Mary Ann Lienhart-Cross: Potatoes are a great start to a healthy meal
Posted: 03/03/2013 at 1:00 pm
Food & Nutrition
February included celebrations for national heart health and potato months. The heart and potato can really go together when the potato is in moderation and prepared in a lower-fat way.
To me, the potato is a natural for cold weather. Cold weather is the time to turn the oven on and bake bread, have a good roast with lots of vegetables and baked potatoes. Bake more than you need so you can make baked potato soup.
Traditionally, comfort foods blend a perfect balance of flavors, smells and textures that magically transport us back to the family dinner table. Today more than ever, Americans have turned to food to deliver comfort and relieve stress. Food is linked to relaxation and calm — potatoes prepared in most forms are comforting but, especially when they are a bowl of creamy mashed potatoes, they are savored as an indulgence. This indulgence is when you make real mashed potatoes and they are not from a package. And, in recent years many have learned how to make these decadent foods with low-fat, healthy options that deliver great taste without extra calories.
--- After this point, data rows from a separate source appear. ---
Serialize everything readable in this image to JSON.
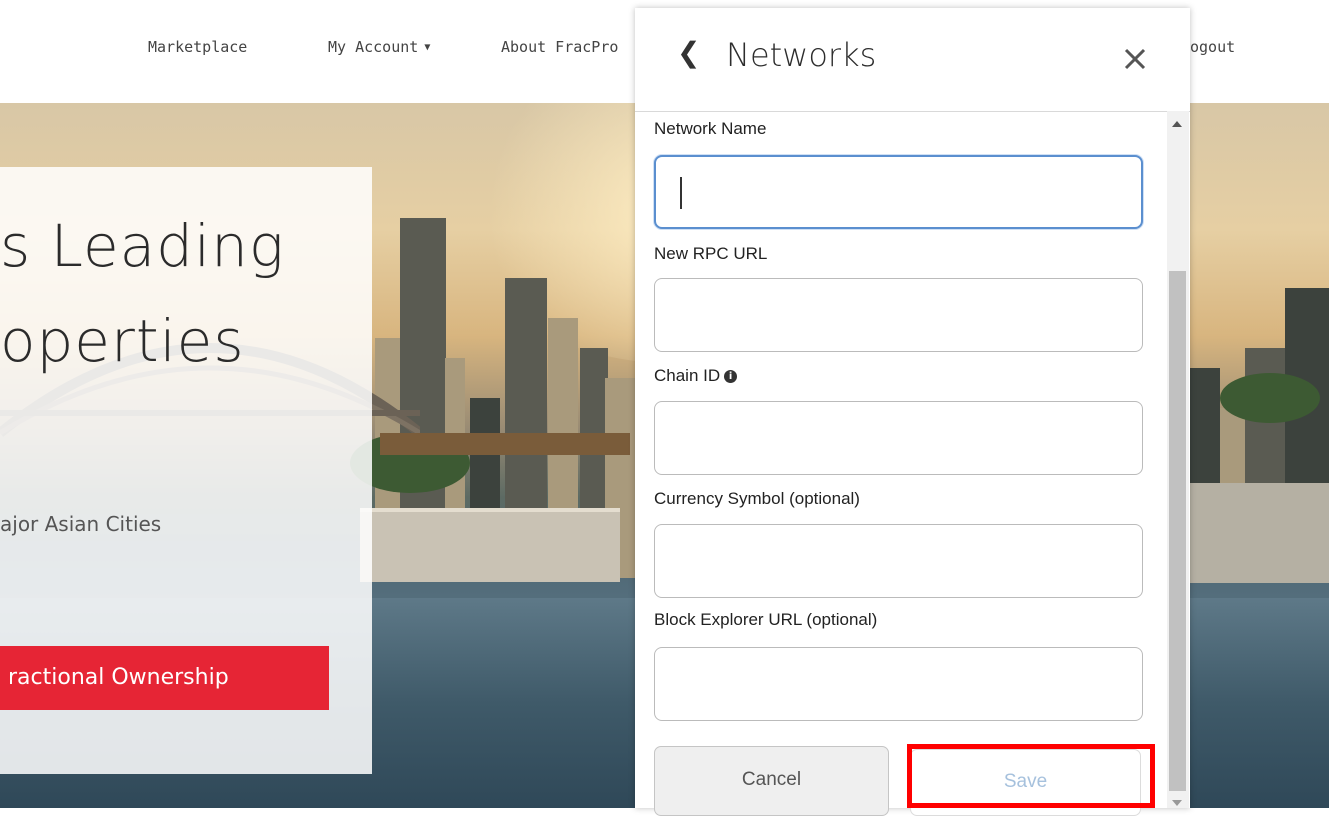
{
  "nav": {
    "marketplace": "Marketplace",
    "my_account": "My Account",
    "about": "About FracPro",
    "logout": "ogout"
  },
  "hero": {
    "line1": "s Leading",
    "line2": "operties",
    "subtitle": "ajor Asian Cities",
    "cta": "ractional Ownership"
  },
  "modal": {
    "title": "Networks",
    "fields": [
      {
        "label": "Network Name",
        "value": ""
      },
      {
        "label": "New RPC URL",
        "value": ""
      },
      {
        "label": "Chain ID",
        "value": ""
      },
      {
        "label": "Currency Symbol (optional)",
        "value": ""
      },
      {
        "label": "Block Explorer URL (optional)",
        "value": ""
      }
    ],
    "cancel_label": "Cancel",
    "save_label": "Save"
  },
  "colors": {
    "cta_red": "#e62535",
    "focus_blue": "#5b8fcf",
    "save_text": "#a6c1dd",
    "highlight": "#ff0000"
  }
}
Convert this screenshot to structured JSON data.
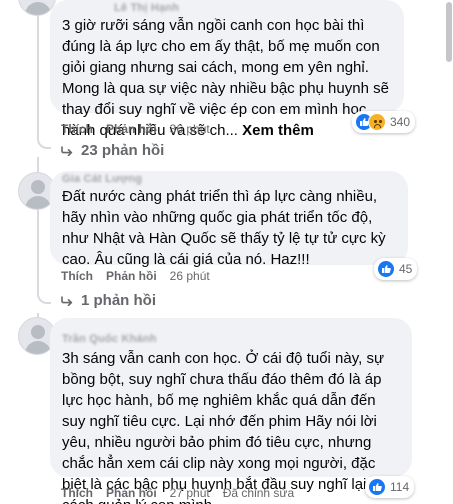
{
  "comments": [
    {
      "author": "Lê Thị Hạnh",
      "text": "3 giờ rưỡi sáng vẫn ngồi canh con học bài thì đúng là áp lực cho em ấy thật, bố mẹ muốn con giỏi giang nhưng sai cách, mong em yên nghỉ. Mong là qua sự việc này nhiều bậc phụ huynh sẽ thay đổi suy nghĩ về việc ép con em mình học hành quá nhiều và sẽ ch...",
      "see_more": "Xem thêm",
      "like_label": "Thích",
      "reply_label": "Phản hồi",
      "time": "36 phút",
      "reactions": [
        "like-icon",
        "sad-icon"
      ],
      "reaction_count": "340",
      "replies_label": "23 phản hồi"
    },
    {
      "author": "Gia Cát Lượng",
      "text": "Đất nước càng phát triển thì áp lực càng nhiều, hãy nhìn vào những quốc gia phát triển tốc độ, như Nhật và Hàn Quốc sẽ thấy tỷ lệ tự tử cực kỳ cao. Âu cũng là cái giá của nó. Haz!!!",
      "like_label": "Thích",
      "reply_label": "Phản hồi",
      "time": "26 phút",
      "reactions": [
        "like-icon"
      ],
      "reaction_count": "45",
      "replies_label": "1 phản hồi"
    },
    {
      "author": "Trần Quốc Khánh",
      "text": "3h sáng vẫn canh con học. Ở cái độ tuổi này, sự bồng bột, suy nghĩ chưa thấu đáo thêm đó là áp lực học hành, bố mẹ nghiêm khắc quá dẫn đến suy nghĩ tiêu cực. Lại nhớ đến phim Hãy nói lời yêu, nhiều người bảo phim đó tiêu cực, nhưng chắc hẳn xem cái clip này xong mọi người, đặc biệt là các bậc phụ huynh bắt đầu suy nghĩ lại cách quản lý con mình.",
      "like_label": "Thích",
      "reply_label": "Phản hồi",
      "time": "27 phút",
      "edited_label": "Đã chỉnh sửa",
      "reactions": [
        "like-icon"
      ],
      "reaction_count": "114"
    }
  ],
  "colors": {
    "bubble": "#f0f2f5",
    "meta": "#65676b",
    "like": "#1877f2",
    "sad": "#f7b125"
  }
}
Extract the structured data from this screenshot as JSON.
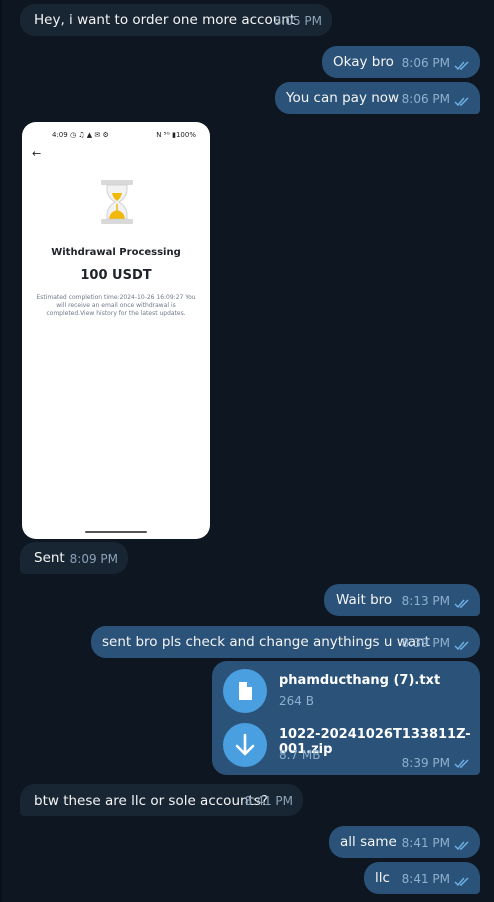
{
  "messages": [
    {
      "id": "m1",
      "dir": "in",
      "text": "Hey, i want to order one more account",
      "time": "8:05 PM"
    },
    {
      "id": "m2",
      "dir": "out",
      "text": "Okay bro",
      "time": "8:06 PM"
    },
    {
      "id": "m3",
      "dir": "out",
      "text": "You can pay now",
      "time": "8:06 PM"
    },
    {
      "id": "m4",
      "dir": "in",
      "text": "Sent",
      "time": "8:09 PM"
    },
    {
      "id": "m5",
      "dir": "out",
      "text": "Wait bro",
      "time": "8:13 PM"
    },
    {
      "id": "m6",
      "dir": "out",
      "text": "sent bro pls check and change anythings u want",
      "time": "8:39 PM"
    },
    {
      "id": "m7",
      "dir": "in",
      "text": "btw these are llc or sole accounts?",
      "time": "8:41 PM"
    },
    {
      "id": "m8",
      "dir": "out",
      "text": "all same",
      "time": "8:41 PM"
    },
    {
      "id": "m9",
      "dir": "out",
      "text": "llc",
      "time": "8:41 PM"
    }
  ],
  "photo": {
    "status_left": "4:09 ◷ ♫ ▲ ✉ ⚙",
    "status_right": "N ⁵ᴳ ▮100%",
    "title": "Withdrawal Processing",
    "amount": "100 USDT",
    "note": "Estimated completion time:2024-10-26 16:09:27 You will receive an email once withdrawal is completed.View history for the latest updates."
  },
  "files": {
    "items": [
      {
        "name": "phamducthang (7).txt",
        "size": "264 B",
        "icon": "document-icon"
      },
      {
        "name": "1022-20241026T133811Z-001.zip",
        "size": "8.7 MB",
        "icon": "download-icon"
      }
    ],
    "time": "8:39 PM"
  },
  "colors": {
    "background": "#0e1621",
    "incoming": "#182533",
    "outgoing": "#2b5278",
    "accent": "#4a9fe0"
  }
}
Potatoes offer an incredible edible opportunity for the creative home chef. Whether your comfort food passion is hot and bubbly or smooth and creamy, potatoes should be the building block — they offer a nutritious foundation for any meal.
In our part of the country we are fortunate that we have potatoes from all over the country in our local stores. I know that many of you who garden grow your own potatoes. My co-workers in Idaho tell me there is no substitute for the consistent quality and taste of Idaho potatoes. When properly prepared, they are lighter baked, crispier fried and fluffier mashed.
Only potatoes harvested from the rich volcanic Idaho soil can wear the “Grown in Idaho” seal. I have compared and there is truth to this but I think much depends on what you are preparing with the potatoes.
On average, Americans eat potatoes three times a week and approximately 140 pounds of potatoes per year. To ensure you’re buying top-quality potatoes, look for the clean, smooth, firm-textured skin that has no cuts, bruises or discoloration. Don’t buy potatoes that are soft or have excessive cuts, cracks, bruises or discoloration and decay. Store in a cool, dry place to ensure their quality and never store spuds in a refrigerator. Refrigeration converts potato starch into sugar, creating a sweet taste and causing potatoes to darken prematurely when fried. Don’t wash potatoes until just before you use them. Washing them before storing will shorten storage life.
Potatoes are an excellent source of vitamin C, with one potato providing 45 percent (27 milligrams) of the daily recommendation. This water-soluble vitamin acts as an antioxidant and can stabilize free radicals to help prevent damage to cells. Vitamin C also aids in collagen production, a process that helps maintain healthy gums and is important in healing wounds. Vitamin C boosts iron absorption and may help support the body’s immune system.
Potatoes are among the top sources of potassium. In fact, potatoes have more potassium per serving than any other vegetable or fruit, including bananas, oranges or mushrooms. Research suggests that diets rich in potassium and low in sodium may reduce the risk of hypertension and stroke and help lower blood pressure.
Potatoes are a good source of vitamin B6, a water-soluble vitamin that plays important roles in carbohydrate and protein metabolism. It helps the body make amino acids that the body uses to manufacture various proteins.
One medium potato with the skin provides 2 grams of fiber, which is 8 percent of the daily recommendation. Dietary fiber, a complex carbohydrate, is the part of the plant that cannot be fully digested and absorbed in the bloodstream. Dietary fiber has been shown to have numerous health benefits, including improving lowering the risk of heart disease, diabetes and obesity, and increasing feelings of fullness, which may help with weight management.
Carbohydrates are a major source of energy for the body. There are two types: simple and complex. Simple carbohydrates are found in many types of foods, from sweets to fruits and vegetables to milk. Complex carbohydrates may be referred to as starches. Grains and grain products, beans and some vegetables and fruits provide complex carbohydrates. Potatoes contain both carbohydrate types. Plan time to enjoy real potatoes from the produce section.
Mary Ann Lienhart-Cross is the Elkhart County Extension director and Extension educator in Health And Human Sciences at Purdue Extension Elkhart County. Contact her at firstname.lastname@example.org or 533-0554.